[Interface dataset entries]

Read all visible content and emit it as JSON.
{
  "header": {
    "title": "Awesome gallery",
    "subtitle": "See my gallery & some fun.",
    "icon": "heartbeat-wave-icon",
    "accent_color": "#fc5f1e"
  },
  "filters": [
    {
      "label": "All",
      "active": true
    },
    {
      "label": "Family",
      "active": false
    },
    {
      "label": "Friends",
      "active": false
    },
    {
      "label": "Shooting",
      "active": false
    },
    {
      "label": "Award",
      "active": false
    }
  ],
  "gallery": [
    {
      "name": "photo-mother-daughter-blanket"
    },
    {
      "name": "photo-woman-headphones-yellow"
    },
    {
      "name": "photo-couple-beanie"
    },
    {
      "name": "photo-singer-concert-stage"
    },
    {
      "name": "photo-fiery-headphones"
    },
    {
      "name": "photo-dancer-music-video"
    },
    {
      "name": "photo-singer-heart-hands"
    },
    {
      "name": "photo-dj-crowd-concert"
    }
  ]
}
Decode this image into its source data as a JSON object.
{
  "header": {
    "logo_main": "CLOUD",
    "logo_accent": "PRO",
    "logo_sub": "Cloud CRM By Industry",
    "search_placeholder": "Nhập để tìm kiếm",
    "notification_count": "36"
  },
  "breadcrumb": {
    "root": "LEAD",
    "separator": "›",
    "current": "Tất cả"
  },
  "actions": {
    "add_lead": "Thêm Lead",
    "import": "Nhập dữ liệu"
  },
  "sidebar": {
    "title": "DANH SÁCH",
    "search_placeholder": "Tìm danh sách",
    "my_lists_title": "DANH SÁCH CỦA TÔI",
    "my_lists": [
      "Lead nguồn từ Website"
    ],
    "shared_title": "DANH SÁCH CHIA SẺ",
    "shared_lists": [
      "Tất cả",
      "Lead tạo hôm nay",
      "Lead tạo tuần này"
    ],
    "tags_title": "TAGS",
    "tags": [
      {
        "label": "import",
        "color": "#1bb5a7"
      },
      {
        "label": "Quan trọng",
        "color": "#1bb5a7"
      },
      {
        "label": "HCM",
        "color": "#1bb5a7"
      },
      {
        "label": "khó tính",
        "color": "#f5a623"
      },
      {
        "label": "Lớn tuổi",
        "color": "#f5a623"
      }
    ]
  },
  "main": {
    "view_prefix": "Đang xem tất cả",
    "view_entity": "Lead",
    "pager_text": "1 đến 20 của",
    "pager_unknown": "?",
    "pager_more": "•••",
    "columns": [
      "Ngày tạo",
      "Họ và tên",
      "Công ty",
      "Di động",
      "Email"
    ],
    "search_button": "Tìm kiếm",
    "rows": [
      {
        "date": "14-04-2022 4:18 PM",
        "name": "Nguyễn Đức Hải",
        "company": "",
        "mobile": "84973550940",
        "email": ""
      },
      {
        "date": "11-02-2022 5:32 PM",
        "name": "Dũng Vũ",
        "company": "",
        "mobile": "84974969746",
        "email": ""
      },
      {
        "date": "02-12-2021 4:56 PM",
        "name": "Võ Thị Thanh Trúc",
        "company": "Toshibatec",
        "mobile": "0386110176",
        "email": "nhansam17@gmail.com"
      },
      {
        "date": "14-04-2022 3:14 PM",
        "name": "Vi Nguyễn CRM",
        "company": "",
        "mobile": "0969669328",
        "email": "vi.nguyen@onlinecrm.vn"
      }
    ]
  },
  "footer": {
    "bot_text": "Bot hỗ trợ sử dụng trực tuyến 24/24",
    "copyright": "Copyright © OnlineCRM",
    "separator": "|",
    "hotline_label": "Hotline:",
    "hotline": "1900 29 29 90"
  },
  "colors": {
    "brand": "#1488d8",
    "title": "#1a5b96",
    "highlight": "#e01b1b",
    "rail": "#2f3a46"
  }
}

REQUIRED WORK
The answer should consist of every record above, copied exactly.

FINISHED EXERCISE
Read all visible content and emit it as JSON.
{
  "header": {
    "title": "Awesome gallery",
    "subtitle": "See my gallery & some fun.",
    "icon": "heartbeat-wave-icon",
    "accent_color": "#fc5f1e"
  },
  "filters": [
    {
      "label": "All",
      "active": true
    },
    {
      "label": "Family",
      "active": false
    },
    {
      "label": "Friends",
      "active": false
    },
    {
      "label": "Shooting",
      "active": false
    },
    {
      "label": "Award",
      "active": false
    }
  ],
  "gallery": [
    {
      "name": "photo-mother-daughter-blanket"
    },
    {
      "name": "photo-woman-headphones-yellow"
    },
    {
      "name": "photo-couple-beanie"
    },
    {
      "name": "photo-singer-concert-stage"
    },
    {
      "name": "photo-fiery-headphones"
    },
    {
      "name": "photo-dancer-music-video"
    },
    {
      "name": "photo-singer-heart-hands"
    },
    {
      "name": "photo-dj-crowd-concert"
    }
  ]
}
Decode this image into its source data as a JSON object.
{
  "header": {
    "logo_main": "CLOUD",
    "logo_accent": "PRO",
    "logo_sub": "Cloud CRM By Industry",
    "search_placeholder": "Nhập để tìm kiếm",
    "notification_count": "36"
  },
  "breadcrumb": {
    "root": "LEAD",
    "separator": "›",
    "current": "Tất cả"
  },
  "actions": {
    "add_lead": "Thêm Lead",
    "import": "Nhập dữ liệu"
  },
  "sidebar": {
    "title": "DANH SÁCH",
    "search_placeholder": "Tìm danh sách",
    "my_lists_title": "DANH SÁCH CỦA TÔI",
    "my_lists": [
      "Lead nguồn từ Website"
    ],
    "shared_title": "DANH SÁCH CHIA SẺ",
    "shared_lists": [
      "Tất cả",
      "Lead tạo hôm nay",
      "Lead tạo tuần này"
    ],
    "tags_title": "TAGS",
    "tags": [
      {
        "label": "import",
        "color": "#1bb5a7"
      },
      {
        "label": "Quan trọng",
        "color": "#1bb5a7"
      },
      {
        "label": "HCM",
        "color": "#1bb5a7"
      },
      {
        "label": "khó tính",
        "color": "#f5a623"
      },
      {
        "label": "Lớn tuổi",
        "color": "#f5a623"
      }
    ]
  },
  "main": {
    "view_prefix": "Đang xem tất cả",
    "view_entity": "Lead",
    "pager_text": "1 đến 20 của",
    "pager_unknown": "?",
    "pager_more": "•••",
    "columns": [
      "Ngày tạo",
      "Họ và tên",
      "Công ty",
      "Di động",
      "Email"
    ],
    "search_button": "Tìm kiếm",
    "rows": [
      {
        "date": "14-04-2022 4:18 PM",
        "name": "Nguyễn Đức Hải",
        "company": "",
        "mobile": "84973550940",
        "email": ""
      },
      {
        "date": "11-02-2022 5:32 PM",
        "name": "Dũng Vũ",
        "company": "",
        "mobile": "84974969746",
        "email": ""
      },
      {
        "date": "02-12-2021 4:56 PM",
        "name": "Võ Thị Thanh Trúc",
        "company": "Toshibatec",
        "mobile": "0386110176",
        "email": "nhansam17@gmail.com"
      },
      {
        "date": "14-04-2022 3:14 PM",
        "name": "Vi Nguyễn CRM",
        "company": "",
        "mobile": "0969669328",
        "email": "vi.nguyen@onlinecrm.vn"
      }
    ]
  },
  "footer": {
    "bot_text": "Bot hỗ trợ sử dụng trực tuyến 24/24",
    "copyright": "Copyright © OnlineCRM",
    "separator": "|",
    "hotline_label": "Hotline:",
    "hotline": "1900 29 29 90"
  },
  "colors": {
    "brand": "#1488d8",
    "title": "#1a5b96",
    "highlight": "#e01b1b",
    "rail": "#2f3a46"
  }
}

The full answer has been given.